■ **Work to be completed**
The answer must be every line of the records in which the string "content" appears.

Items from an interface collection
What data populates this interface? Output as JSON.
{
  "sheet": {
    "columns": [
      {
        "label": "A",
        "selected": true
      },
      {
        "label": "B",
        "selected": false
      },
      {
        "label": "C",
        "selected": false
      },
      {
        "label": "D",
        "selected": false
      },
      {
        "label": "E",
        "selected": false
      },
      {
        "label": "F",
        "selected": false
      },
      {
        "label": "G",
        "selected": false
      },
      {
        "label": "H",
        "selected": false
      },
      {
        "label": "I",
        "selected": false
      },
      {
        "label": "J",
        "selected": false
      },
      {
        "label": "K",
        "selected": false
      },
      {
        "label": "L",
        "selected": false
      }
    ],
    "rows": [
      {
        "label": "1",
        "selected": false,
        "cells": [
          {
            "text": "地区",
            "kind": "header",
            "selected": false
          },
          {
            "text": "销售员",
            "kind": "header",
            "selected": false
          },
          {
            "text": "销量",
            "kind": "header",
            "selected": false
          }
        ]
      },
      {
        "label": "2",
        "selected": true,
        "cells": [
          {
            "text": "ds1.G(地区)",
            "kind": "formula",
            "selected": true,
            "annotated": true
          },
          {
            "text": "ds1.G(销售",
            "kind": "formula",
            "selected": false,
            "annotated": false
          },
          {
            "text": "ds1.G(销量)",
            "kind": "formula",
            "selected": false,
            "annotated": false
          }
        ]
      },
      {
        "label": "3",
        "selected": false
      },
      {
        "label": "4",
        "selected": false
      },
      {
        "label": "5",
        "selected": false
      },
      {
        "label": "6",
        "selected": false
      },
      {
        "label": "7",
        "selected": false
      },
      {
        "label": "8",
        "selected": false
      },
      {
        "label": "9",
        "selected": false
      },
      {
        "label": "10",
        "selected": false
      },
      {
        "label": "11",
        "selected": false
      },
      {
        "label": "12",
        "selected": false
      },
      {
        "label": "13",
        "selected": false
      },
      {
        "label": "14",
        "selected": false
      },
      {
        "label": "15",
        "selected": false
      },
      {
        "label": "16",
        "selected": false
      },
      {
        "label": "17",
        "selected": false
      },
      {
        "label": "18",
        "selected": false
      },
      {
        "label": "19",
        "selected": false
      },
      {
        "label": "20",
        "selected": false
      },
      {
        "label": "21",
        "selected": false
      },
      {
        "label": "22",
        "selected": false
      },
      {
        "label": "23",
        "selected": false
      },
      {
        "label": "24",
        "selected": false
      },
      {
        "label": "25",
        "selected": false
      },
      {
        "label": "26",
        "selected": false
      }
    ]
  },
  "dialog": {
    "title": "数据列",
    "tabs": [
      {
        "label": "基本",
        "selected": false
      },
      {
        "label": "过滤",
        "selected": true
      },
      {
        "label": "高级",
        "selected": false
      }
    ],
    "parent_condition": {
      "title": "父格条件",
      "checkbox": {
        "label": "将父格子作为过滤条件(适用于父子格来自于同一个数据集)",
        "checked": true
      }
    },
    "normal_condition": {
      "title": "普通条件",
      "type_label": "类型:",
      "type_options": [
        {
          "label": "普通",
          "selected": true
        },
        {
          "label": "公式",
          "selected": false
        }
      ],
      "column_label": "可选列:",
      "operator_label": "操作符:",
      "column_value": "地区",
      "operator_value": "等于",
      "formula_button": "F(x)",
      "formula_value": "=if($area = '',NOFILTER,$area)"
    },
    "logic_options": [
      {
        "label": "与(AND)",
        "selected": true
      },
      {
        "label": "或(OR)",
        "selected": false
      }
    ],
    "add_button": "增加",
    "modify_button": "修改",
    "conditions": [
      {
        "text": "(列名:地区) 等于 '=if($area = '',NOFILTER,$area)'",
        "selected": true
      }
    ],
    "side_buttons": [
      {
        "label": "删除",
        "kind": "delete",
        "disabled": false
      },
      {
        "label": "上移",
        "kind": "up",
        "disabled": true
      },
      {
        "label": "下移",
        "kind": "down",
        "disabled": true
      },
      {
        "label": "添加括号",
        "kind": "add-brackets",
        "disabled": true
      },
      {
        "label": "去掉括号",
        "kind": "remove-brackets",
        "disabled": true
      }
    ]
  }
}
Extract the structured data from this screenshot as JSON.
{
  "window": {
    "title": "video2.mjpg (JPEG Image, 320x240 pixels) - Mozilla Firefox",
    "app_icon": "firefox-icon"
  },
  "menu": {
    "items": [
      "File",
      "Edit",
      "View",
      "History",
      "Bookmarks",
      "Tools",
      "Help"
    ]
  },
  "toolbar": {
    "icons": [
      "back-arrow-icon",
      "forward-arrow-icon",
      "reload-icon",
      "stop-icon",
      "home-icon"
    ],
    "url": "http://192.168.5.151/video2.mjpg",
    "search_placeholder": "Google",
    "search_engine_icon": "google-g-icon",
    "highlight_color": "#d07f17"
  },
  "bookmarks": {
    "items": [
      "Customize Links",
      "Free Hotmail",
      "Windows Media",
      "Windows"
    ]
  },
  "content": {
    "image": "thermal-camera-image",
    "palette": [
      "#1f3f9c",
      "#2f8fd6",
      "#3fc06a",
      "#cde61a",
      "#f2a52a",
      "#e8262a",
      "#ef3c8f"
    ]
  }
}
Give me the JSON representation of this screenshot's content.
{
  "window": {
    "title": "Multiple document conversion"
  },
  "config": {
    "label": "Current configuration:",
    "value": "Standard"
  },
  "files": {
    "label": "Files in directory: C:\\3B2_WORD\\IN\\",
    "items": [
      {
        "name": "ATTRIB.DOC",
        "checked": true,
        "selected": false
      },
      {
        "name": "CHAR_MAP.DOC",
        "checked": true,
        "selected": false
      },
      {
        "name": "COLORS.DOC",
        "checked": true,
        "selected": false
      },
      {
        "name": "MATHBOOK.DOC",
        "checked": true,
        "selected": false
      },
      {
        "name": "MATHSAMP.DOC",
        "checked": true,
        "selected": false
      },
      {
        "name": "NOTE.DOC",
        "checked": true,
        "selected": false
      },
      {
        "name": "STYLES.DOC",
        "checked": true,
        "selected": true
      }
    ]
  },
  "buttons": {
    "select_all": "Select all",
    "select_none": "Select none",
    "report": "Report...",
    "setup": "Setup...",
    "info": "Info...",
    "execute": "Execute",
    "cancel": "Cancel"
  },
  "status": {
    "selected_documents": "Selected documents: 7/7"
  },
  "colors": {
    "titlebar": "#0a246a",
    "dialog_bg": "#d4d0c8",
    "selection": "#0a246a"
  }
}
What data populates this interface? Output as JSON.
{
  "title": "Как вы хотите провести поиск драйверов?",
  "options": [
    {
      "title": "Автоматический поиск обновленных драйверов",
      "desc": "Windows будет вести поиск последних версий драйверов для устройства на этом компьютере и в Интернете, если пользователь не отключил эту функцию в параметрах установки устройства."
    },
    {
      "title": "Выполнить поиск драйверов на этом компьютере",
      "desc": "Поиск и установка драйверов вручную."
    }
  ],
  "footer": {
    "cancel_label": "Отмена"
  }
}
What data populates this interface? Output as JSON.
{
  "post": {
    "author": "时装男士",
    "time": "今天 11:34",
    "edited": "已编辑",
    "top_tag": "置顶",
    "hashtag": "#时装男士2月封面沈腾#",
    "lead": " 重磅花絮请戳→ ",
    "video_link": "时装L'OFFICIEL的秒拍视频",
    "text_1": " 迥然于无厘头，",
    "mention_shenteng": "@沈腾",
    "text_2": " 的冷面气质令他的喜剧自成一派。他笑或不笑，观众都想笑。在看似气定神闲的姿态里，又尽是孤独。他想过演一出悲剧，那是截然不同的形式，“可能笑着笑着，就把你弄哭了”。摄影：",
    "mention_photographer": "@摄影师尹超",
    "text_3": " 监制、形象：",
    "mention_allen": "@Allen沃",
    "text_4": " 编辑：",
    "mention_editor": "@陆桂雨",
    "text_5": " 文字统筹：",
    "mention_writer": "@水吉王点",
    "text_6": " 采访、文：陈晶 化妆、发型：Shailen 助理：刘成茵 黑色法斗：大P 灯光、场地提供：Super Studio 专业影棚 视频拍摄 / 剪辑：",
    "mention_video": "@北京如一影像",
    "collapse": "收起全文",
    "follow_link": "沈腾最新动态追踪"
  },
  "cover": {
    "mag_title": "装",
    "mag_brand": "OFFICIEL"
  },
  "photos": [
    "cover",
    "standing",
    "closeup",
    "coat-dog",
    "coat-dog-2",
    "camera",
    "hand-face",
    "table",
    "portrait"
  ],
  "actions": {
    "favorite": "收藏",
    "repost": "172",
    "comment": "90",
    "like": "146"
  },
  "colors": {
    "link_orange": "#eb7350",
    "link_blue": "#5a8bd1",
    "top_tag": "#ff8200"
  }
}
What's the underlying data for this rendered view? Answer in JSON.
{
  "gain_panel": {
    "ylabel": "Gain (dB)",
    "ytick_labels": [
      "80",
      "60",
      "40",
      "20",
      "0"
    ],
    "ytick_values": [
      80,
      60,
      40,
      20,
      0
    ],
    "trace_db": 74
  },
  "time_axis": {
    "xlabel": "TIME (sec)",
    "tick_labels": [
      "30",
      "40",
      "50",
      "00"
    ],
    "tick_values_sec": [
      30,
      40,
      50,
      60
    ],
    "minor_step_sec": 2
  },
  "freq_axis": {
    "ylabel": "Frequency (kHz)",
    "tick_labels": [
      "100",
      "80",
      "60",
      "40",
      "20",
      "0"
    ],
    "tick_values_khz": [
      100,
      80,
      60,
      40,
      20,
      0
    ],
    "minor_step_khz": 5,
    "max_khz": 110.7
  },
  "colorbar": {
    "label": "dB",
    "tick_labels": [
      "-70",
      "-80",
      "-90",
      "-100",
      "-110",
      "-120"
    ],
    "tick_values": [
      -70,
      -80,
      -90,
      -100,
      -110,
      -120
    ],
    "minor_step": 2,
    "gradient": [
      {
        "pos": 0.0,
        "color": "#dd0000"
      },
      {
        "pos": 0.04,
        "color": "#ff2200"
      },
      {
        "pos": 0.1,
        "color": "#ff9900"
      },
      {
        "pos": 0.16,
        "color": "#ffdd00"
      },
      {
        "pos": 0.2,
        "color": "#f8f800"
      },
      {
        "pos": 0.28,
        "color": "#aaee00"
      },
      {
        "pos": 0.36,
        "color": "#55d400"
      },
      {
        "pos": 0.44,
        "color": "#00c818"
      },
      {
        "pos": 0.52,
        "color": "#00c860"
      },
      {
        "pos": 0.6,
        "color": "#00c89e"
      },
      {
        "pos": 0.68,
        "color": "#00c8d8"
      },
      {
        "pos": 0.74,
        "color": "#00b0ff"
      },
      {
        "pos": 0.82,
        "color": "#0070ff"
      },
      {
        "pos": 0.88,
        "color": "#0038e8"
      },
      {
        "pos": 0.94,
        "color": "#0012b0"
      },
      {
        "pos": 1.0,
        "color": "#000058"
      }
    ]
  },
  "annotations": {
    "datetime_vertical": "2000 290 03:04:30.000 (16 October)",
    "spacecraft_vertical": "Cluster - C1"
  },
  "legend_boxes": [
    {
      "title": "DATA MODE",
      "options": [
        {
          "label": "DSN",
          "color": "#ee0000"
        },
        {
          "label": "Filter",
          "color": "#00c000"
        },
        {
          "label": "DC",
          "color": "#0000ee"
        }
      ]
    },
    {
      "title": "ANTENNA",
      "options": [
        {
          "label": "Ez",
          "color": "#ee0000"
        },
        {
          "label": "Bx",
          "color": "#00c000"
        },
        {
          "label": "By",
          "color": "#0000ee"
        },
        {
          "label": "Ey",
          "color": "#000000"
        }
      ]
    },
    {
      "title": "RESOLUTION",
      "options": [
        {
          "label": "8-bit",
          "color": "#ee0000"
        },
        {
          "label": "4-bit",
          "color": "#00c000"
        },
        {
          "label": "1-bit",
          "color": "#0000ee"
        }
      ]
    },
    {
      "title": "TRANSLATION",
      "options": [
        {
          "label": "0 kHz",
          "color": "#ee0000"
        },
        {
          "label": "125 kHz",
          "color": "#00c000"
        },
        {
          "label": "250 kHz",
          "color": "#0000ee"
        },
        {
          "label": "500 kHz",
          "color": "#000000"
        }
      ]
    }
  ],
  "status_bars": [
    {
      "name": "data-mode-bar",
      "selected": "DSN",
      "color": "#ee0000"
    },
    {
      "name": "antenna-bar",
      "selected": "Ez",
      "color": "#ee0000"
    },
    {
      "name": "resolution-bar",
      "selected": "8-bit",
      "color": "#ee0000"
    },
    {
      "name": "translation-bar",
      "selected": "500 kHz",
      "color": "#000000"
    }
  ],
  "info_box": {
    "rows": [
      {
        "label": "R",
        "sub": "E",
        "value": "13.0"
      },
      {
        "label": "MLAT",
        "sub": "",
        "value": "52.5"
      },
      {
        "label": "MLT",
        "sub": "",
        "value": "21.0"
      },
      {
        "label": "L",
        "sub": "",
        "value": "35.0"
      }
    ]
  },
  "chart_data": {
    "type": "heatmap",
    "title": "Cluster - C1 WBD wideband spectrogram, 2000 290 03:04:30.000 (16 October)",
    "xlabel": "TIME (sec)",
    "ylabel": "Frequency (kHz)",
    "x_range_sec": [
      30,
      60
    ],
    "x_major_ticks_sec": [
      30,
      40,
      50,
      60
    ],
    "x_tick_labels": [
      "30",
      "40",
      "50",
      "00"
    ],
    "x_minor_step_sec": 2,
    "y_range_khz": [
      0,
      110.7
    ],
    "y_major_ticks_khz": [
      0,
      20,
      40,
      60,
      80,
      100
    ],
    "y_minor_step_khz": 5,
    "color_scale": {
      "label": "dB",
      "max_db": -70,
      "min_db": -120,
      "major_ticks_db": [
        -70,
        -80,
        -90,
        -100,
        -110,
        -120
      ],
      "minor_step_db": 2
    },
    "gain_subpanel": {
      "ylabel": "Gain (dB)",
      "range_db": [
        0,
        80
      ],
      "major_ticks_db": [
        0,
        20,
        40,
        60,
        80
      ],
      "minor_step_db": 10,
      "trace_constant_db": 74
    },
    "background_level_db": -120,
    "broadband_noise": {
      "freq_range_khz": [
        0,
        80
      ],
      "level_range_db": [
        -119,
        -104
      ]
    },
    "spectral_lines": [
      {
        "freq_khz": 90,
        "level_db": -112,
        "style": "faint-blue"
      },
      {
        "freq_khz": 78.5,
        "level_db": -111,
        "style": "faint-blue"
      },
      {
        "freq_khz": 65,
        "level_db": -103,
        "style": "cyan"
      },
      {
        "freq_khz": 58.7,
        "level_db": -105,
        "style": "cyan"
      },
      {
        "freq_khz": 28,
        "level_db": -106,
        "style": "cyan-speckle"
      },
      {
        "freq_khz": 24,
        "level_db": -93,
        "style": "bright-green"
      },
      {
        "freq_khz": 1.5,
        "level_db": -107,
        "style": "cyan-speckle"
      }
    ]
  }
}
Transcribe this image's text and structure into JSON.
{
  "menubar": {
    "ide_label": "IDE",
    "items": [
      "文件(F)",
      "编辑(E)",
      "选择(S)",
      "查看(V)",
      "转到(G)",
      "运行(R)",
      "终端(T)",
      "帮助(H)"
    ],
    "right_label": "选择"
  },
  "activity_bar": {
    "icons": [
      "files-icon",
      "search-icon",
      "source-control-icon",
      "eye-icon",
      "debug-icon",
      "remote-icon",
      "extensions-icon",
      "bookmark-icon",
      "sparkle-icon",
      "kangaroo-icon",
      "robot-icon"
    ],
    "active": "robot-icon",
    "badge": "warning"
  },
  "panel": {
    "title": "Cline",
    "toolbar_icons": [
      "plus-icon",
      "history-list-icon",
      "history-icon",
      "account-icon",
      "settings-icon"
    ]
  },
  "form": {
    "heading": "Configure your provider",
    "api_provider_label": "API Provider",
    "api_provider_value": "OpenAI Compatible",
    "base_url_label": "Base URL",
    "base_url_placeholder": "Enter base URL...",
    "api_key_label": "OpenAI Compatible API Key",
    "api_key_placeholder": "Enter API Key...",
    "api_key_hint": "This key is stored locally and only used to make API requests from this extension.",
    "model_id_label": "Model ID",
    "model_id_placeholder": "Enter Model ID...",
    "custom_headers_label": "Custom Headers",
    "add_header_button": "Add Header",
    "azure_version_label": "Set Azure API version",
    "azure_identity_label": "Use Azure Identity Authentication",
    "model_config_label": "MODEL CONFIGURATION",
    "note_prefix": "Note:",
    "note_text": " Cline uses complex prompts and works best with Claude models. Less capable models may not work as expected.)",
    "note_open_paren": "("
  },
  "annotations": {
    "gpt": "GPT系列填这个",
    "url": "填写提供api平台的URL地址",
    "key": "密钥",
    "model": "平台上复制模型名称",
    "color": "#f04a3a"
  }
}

■ **Exercise answer**
  "content": {
Give me the JSON representation of this screenshot's content.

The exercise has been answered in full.